▶ [About this exercise]
Please output the listing exactly as it stands, but omit any images.

▶ [Exercise materials]
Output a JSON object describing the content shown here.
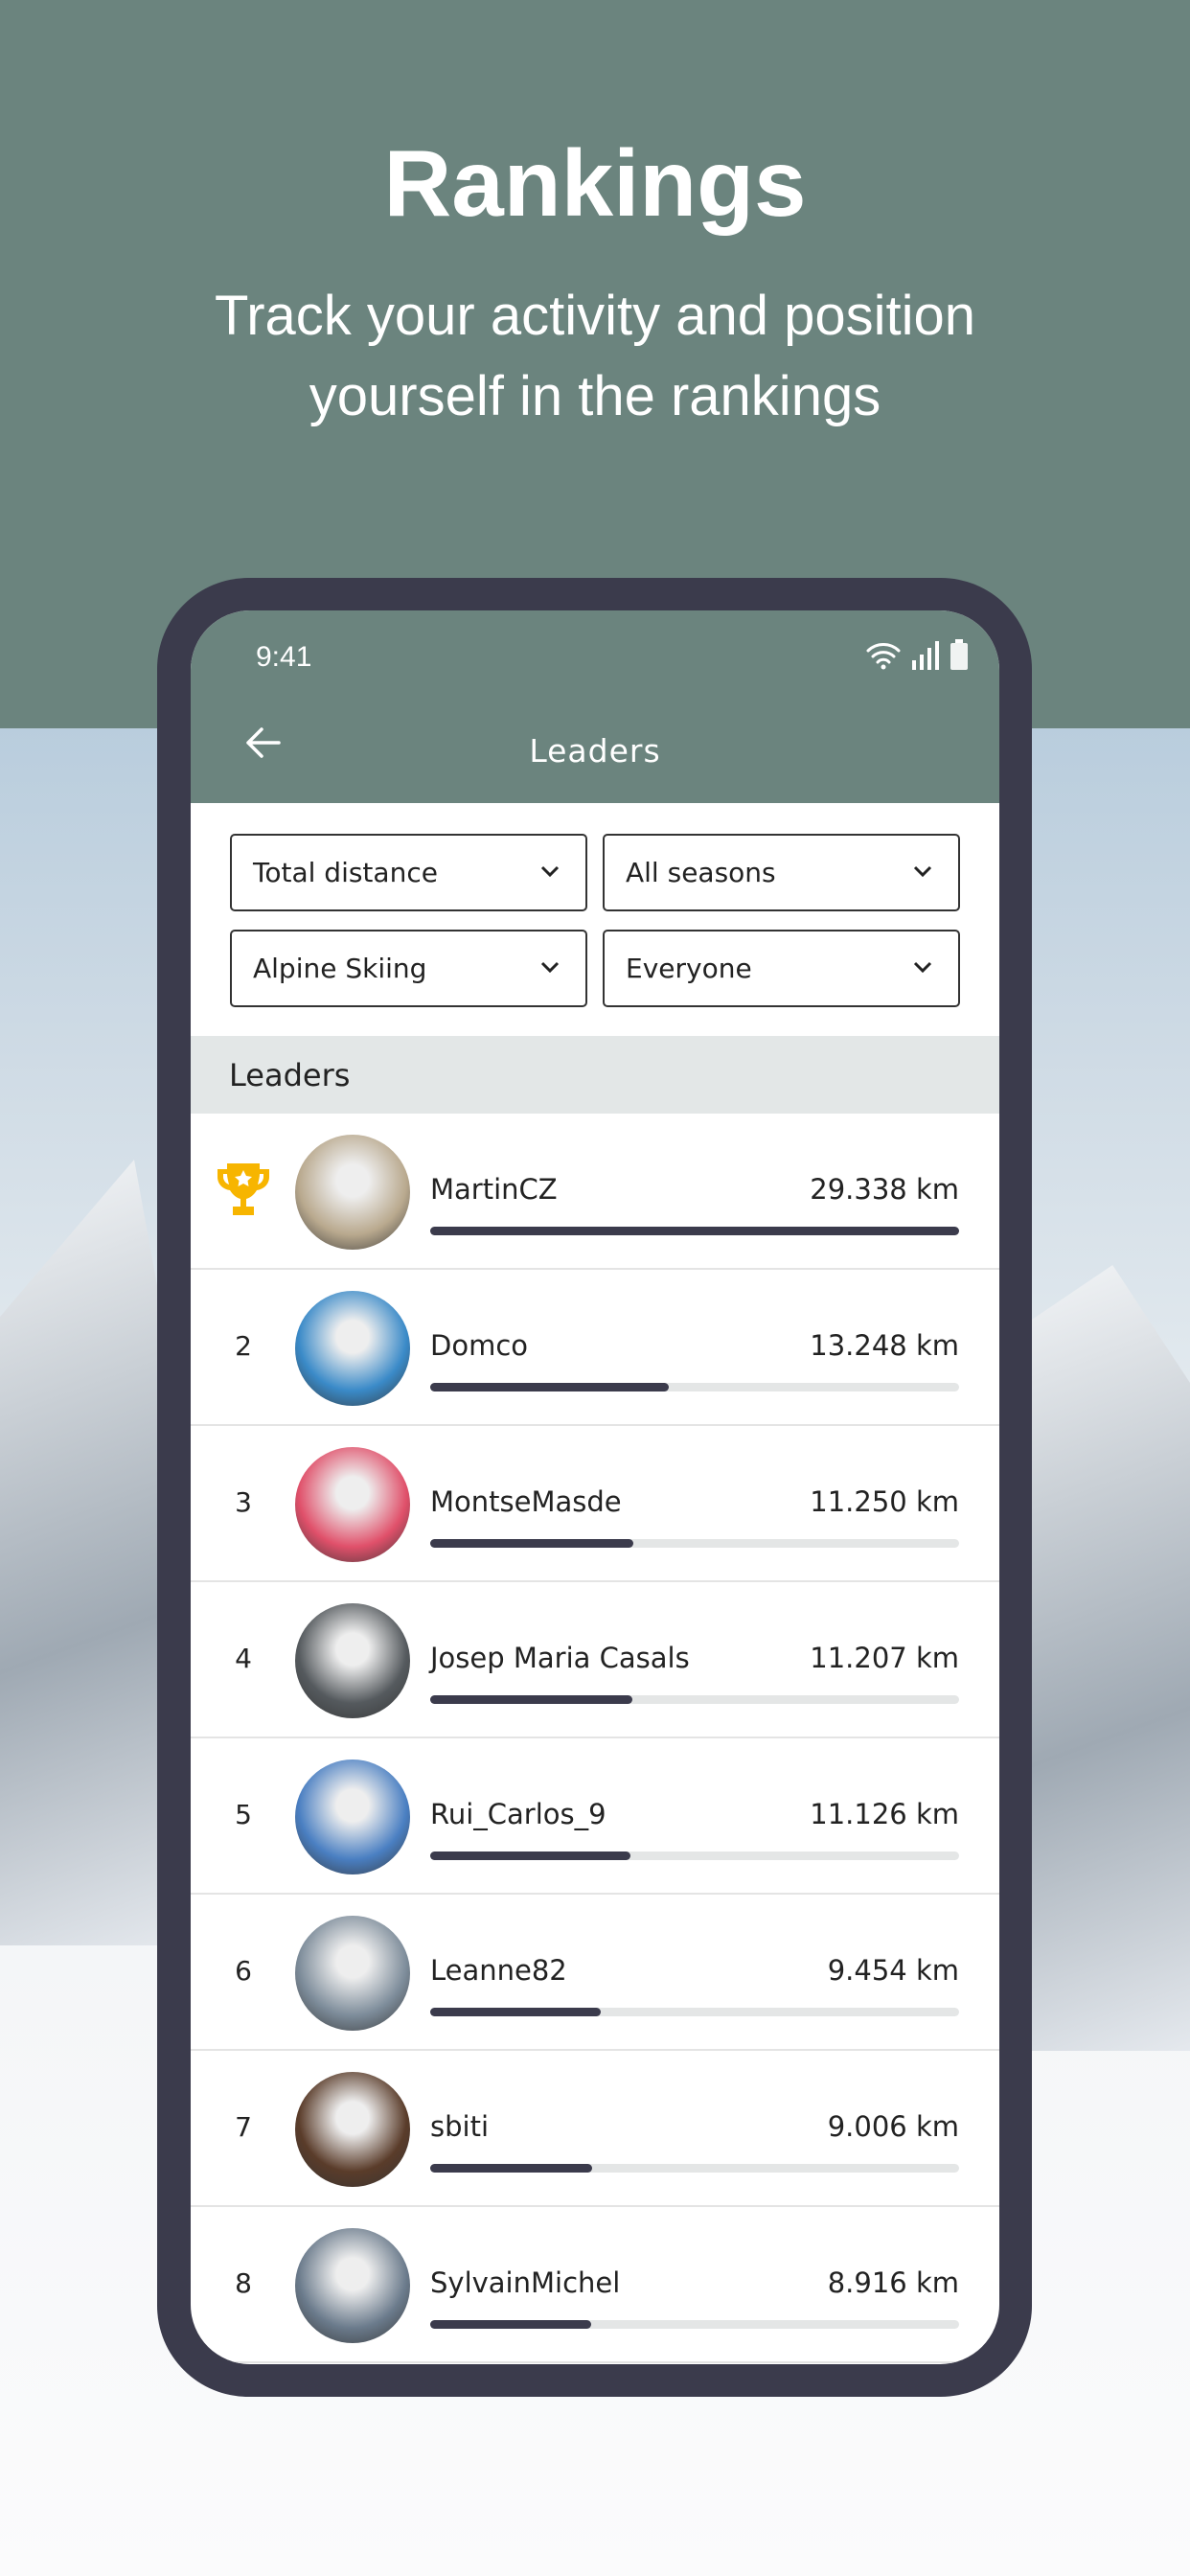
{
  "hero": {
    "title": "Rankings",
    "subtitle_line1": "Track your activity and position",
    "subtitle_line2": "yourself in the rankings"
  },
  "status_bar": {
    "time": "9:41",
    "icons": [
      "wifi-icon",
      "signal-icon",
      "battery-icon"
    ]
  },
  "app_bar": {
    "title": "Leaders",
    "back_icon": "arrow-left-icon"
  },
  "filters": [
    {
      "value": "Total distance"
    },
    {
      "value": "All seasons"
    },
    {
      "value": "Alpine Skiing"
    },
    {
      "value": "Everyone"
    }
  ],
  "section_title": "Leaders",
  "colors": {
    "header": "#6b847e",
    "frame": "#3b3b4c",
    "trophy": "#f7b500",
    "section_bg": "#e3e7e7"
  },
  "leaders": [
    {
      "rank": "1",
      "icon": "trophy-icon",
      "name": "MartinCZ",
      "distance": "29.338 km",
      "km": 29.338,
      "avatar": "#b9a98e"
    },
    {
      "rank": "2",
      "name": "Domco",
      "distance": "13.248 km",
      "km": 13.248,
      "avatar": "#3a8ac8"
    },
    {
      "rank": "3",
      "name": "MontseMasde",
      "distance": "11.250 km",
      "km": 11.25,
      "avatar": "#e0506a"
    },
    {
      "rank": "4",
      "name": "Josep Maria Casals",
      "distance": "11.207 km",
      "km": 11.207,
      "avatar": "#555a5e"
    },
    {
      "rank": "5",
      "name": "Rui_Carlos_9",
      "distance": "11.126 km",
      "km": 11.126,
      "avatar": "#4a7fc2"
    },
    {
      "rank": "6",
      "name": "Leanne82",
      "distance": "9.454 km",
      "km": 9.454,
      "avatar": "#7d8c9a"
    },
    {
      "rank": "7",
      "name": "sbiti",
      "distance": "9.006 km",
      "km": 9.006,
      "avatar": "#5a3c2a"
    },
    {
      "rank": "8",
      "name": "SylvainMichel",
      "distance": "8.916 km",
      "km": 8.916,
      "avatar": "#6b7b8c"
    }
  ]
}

▶ [Result for this exercise]
Output a JSON object describing the content shown here.
{
  "hero": {
    "title": "Rankings",
    "subtitle_line1": "Track your activity and position",
    "subtitle_line2": "yourself in the rankings"
  },
  "status_bar": {
    "time": "9:41",
    "icons": [
      "wifi-icon",
      "signal-icon",
      "battery-icon"
    ]
  },
  "app_bar": {
    "title": "Leaders",
    "back_icon": "arrow-left-icon"
  },
  "filters": [
    {
      "value": "Total distance"
    },
    {
      "value": "All seasons"
    },
    {
      "value": "Alpine Skiing"
    },
    {
      "value": "Everyone"
    }
  ],
  "section_title": "Leaders",
  "colors": {
    "header": "#6b847e",
    "frame": "#3b3b4c",
    "trophy": "#f7b500",
    "section_bg": "#e3e7e7"
  },
  "leaders": [
    {
      "rank": "1",
      "icon": "trophy-icon",
      "name": "MartinCZ",
      "distance": "29.338 km",
      "km": 29.338,
      "avatar": "#b9a98e"
    },
    {
      "rank": "2",
      "name": "Domco",
      "distance": "13.248 km",
      "km": 13.248,
      "avatar": "#3a8ac8"
    },
    {
      "rank": "3",
      "name": "MontseMasde",
      "distance": "11.250 km",
      "km": 11.25,
      "avatar": "#e0506a"
    },
    {
      "rank": "4",
      "name": "Josep Maria Casals",
      "distance": "11.207 km",
      "km": 11.207,
      "avatar": "#555a5e"
    },
    {
      "rank": "5",
      "name": "Rui_Carlos_9",
      "distance": "11.126 km",
      "km": 11.126,
      "avatar": "#4a7fc2"
    },
    {
      "rank": "6",
      "name": "Leanne82",
      "distance": "9.454 km",
      "km": 9.454,
      "avatar": "#7d8c9a"
    },
    {
      "rank": "7",
      "name": "sbiti",
      "distance": "9.006 km",
      "km": 9.006,
      "avatar": "#5a3c2a"
    },
    {
      "rank": "8",
      "name": "SylvainMichel",
      "distance": "8.916 km",
      "km": 8.916,
      "avatar": "#6b7b8c"
    }
  ]
}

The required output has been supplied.